Excerpts from a dataset
Content starts
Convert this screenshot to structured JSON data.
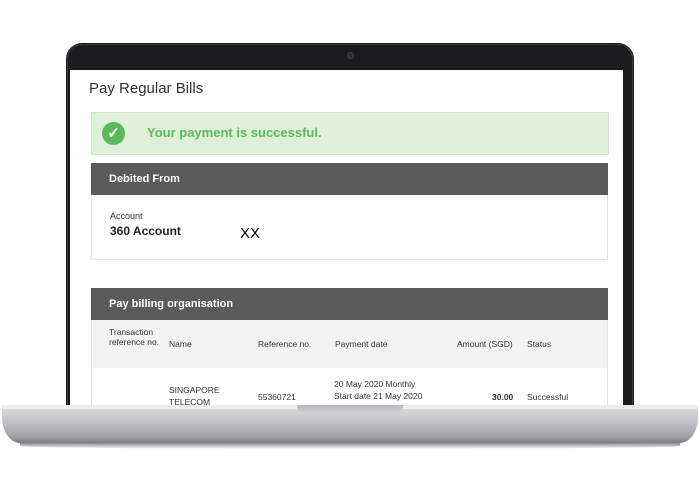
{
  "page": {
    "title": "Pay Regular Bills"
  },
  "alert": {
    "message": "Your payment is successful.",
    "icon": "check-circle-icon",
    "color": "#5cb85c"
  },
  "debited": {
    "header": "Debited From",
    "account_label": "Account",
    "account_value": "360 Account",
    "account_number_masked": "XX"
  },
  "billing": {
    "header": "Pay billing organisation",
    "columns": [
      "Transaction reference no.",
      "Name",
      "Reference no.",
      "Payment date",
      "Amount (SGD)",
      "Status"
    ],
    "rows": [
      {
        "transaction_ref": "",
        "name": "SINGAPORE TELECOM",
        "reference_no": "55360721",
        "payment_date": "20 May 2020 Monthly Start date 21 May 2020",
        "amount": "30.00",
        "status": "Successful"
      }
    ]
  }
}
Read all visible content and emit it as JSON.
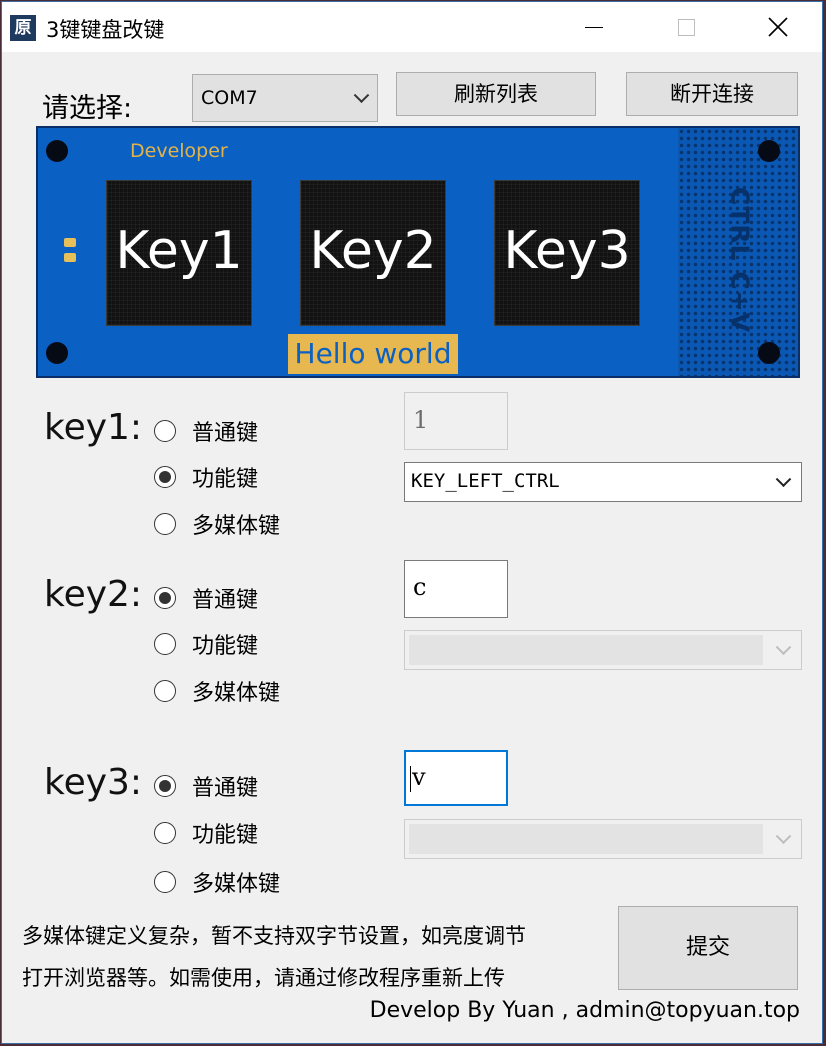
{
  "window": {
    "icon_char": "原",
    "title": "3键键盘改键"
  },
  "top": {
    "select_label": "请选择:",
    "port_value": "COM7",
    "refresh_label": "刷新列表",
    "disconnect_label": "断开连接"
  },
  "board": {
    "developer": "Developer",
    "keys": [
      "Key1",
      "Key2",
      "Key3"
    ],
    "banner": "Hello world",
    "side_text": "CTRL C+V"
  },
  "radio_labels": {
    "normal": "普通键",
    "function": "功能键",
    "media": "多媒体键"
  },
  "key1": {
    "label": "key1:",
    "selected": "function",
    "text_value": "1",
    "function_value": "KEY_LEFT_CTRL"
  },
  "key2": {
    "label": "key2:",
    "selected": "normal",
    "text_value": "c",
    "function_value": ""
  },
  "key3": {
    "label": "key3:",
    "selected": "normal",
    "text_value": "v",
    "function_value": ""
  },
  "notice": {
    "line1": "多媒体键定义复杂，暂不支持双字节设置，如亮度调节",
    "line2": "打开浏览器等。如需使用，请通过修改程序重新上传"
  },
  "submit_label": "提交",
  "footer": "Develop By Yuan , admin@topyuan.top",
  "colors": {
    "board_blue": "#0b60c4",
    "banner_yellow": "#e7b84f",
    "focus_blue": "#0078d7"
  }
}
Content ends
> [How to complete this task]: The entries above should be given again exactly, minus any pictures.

> [Solution]:
Convert this screenshot to structured JSON data.
{
  "page": {
    "title": "Pay Regular Bills"
  },
  "alert": {
    "message": "Your payment is successful.",
    "icon": "check-circle-icon",
    "color": "#5cb85c"
  },
  "debited": {
    "header": "Debited From",
    "account_label": "Account",
    "account_value": "360 Account",
    "account_number_masked": "XX"
  },
  "billing": {
    "header": "Pay billing organisation",
    "columns": [
      "Transaction reference no.",
      "Name",
      "Reference no.",
      "Payment date",
      "Amount (SGD)",
      "Status"
    ],
    "rows": [
      {
        "transaction_ref": "",
        "name": "SINGAPORE TELECOM",
        "reference_no": "55360721",
        "payment_date": "20 May 2020 Monthly Start date 21 May 2020",
        "amount": "30.00",
        "status": "Successful"
      }
    ]
  }
}
Read all visible content and emit it as JSON.
{
  "window": {
    "icon_char": "原",
    "title": "3键键盘改键"
  },
  "top": {
    "select_label": "请选择:",
    "port_value": "COM7",
    "refresh_label": "刷新列表",
    "disconnect_label": "断开连接"
  },
  "board": {
    "developer": "Developer",
    "keys": [
      "Key1",
      "Key2",
      "Key3"
    ],
    "banner": "Hello world",
    "side_text": "CTRL C+V"
  },
  "radio_labels": {
    "normal": "普通键",
    "function": "功能键",
    "media": "多媒体键"
  },
  "key1": {
    "label": "key1:",
    "selected": "function",
    "text_value": "1",
    "function_value": "KEY_LEFT_CTRL"
  },
  "key2": {
    "label": "key2:",
    "selected": "normal",
    "text_value": "c",
    "function_value": ""
  },
  "key3": {
    "label": "key3:",
    "selected": "normal",
    "text_value": "v",
    "function_value": ""
  },
  "notice": {
    "line1": "多媒体键定义复杂，暂不支持双字节设置，如亮度调节",
    "line2": "打开浏览器等。如需使用，请通过修改程序重新上传"
  },
  "submit_label": "提交",
  "footer": "Develop By Yuan , admin@topyuan.top",
  "colors": {
    "board_blue": "#0b60c4",
    "banner_yellow": "#e7b84f",
    "focus_blue": "#0078d7"
  }
}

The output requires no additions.